━━━━━ DATA EXTRACTS

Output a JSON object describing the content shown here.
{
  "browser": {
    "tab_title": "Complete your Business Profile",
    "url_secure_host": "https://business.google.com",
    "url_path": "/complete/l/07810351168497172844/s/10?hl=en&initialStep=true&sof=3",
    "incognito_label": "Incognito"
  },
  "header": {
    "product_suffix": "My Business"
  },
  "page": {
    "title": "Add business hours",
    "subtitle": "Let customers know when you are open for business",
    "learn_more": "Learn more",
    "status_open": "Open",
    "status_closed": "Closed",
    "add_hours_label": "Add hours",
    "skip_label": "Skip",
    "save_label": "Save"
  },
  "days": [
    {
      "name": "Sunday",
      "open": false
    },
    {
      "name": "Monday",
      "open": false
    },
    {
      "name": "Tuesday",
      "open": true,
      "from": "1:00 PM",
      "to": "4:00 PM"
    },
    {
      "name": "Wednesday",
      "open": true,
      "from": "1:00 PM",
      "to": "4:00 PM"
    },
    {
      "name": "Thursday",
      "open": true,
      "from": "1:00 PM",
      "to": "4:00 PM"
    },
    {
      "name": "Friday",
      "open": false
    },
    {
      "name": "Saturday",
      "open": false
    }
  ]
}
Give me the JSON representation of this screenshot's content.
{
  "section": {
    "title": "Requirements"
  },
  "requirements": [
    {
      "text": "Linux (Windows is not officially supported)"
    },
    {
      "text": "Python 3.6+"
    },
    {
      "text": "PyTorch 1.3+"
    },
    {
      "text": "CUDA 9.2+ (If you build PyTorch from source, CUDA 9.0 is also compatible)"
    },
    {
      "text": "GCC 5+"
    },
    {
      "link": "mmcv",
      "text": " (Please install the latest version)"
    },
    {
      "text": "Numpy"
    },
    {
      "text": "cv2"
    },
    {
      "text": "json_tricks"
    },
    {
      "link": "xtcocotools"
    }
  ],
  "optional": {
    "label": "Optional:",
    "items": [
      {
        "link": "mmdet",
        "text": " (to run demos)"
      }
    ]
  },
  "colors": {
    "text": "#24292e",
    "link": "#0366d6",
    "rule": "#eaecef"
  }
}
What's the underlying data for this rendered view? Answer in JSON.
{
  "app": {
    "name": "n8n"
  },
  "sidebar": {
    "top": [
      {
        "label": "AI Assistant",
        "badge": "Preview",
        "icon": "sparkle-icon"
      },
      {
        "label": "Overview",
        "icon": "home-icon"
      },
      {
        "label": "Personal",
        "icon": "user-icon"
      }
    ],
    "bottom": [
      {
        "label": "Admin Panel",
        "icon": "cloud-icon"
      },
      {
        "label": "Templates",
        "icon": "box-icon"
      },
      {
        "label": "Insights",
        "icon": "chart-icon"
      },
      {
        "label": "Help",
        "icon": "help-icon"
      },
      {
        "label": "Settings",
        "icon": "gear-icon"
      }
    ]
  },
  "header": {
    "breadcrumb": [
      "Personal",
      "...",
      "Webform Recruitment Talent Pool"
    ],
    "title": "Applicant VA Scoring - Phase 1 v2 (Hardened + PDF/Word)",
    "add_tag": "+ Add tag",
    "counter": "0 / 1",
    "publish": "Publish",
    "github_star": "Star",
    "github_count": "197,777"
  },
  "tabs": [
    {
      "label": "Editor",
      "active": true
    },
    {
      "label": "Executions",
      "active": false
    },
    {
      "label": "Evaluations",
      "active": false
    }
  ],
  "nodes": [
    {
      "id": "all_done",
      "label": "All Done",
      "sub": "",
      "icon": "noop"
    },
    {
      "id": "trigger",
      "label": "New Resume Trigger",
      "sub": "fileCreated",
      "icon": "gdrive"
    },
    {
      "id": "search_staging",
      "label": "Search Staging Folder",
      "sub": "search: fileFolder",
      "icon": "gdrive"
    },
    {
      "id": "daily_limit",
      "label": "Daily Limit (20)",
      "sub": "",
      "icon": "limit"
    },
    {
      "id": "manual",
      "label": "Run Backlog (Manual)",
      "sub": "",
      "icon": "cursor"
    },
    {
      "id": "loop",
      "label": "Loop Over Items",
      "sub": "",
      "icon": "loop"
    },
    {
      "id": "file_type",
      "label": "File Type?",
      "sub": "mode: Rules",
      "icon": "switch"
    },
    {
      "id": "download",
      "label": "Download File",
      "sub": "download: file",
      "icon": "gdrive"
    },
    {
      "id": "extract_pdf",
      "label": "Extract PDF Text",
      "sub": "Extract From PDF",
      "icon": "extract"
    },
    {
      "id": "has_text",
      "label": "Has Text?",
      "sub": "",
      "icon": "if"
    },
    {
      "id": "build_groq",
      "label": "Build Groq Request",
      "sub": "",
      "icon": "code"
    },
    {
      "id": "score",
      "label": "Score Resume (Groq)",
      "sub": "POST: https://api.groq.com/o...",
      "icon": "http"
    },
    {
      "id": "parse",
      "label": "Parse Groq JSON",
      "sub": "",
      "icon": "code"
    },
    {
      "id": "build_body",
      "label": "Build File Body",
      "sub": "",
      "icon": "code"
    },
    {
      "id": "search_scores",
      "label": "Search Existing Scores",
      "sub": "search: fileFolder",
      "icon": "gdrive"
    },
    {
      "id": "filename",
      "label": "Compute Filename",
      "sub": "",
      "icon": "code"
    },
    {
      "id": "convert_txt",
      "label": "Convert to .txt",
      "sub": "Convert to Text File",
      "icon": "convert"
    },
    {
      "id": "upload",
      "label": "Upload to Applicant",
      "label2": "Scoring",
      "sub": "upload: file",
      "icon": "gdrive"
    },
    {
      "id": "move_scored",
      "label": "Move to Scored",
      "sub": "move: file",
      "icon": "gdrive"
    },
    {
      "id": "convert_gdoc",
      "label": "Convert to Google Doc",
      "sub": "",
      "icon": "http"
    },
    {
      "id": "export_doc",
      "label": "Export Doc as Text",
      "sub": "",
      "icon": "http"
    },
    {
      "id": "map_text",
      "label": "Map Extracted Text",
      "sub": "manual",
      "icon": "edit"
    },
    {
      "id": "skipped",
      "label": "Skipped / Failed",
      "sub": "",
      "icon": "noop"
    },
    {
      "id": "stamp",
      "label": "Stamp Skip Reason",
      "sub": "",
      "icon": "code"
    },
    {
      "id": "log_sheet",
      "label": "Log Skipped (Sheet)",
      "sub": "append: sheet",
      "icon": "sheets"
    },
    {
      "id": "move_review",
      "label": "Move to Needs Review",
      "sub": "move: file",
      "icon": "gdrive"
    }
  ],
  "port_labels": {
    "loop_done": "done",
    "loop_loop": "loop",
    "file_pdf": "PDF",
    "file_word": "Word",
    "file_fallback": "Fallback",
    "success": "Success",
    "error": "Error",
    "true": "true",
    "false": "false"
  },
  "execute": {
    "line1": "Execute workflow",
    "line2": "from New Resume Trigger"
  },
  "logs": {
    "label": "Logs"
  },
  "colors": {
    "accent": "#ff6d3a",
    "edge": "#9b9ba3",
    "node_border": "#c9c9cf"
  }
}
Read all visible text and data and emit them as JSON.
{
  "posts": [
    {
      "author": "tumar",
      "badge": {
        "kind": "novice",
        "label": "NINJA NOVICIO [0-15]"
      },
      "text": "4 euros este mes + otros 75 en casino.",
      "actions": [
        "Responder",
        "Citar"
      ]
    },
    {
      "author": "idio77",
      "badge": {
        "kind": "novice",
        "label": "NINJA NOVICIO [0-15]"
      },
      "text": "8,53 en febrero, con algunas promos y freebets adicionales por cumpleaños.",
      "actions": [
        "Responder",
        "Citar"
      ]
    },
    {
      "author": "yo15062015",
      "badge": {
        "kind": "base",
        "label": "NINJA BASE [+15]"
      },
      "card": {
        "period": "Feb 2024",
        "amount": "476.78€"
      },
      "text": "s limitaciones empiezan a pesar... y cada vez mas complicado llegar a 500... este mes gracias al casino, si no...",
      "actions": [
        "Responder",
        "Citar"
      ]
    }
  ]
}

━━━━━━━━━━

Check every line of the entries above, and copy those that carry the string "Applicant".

    "title": "Applicant VA Scoring - Phase 1 v2 (Hardened + PDF/Word)",
      "label": "Upload to Applicant",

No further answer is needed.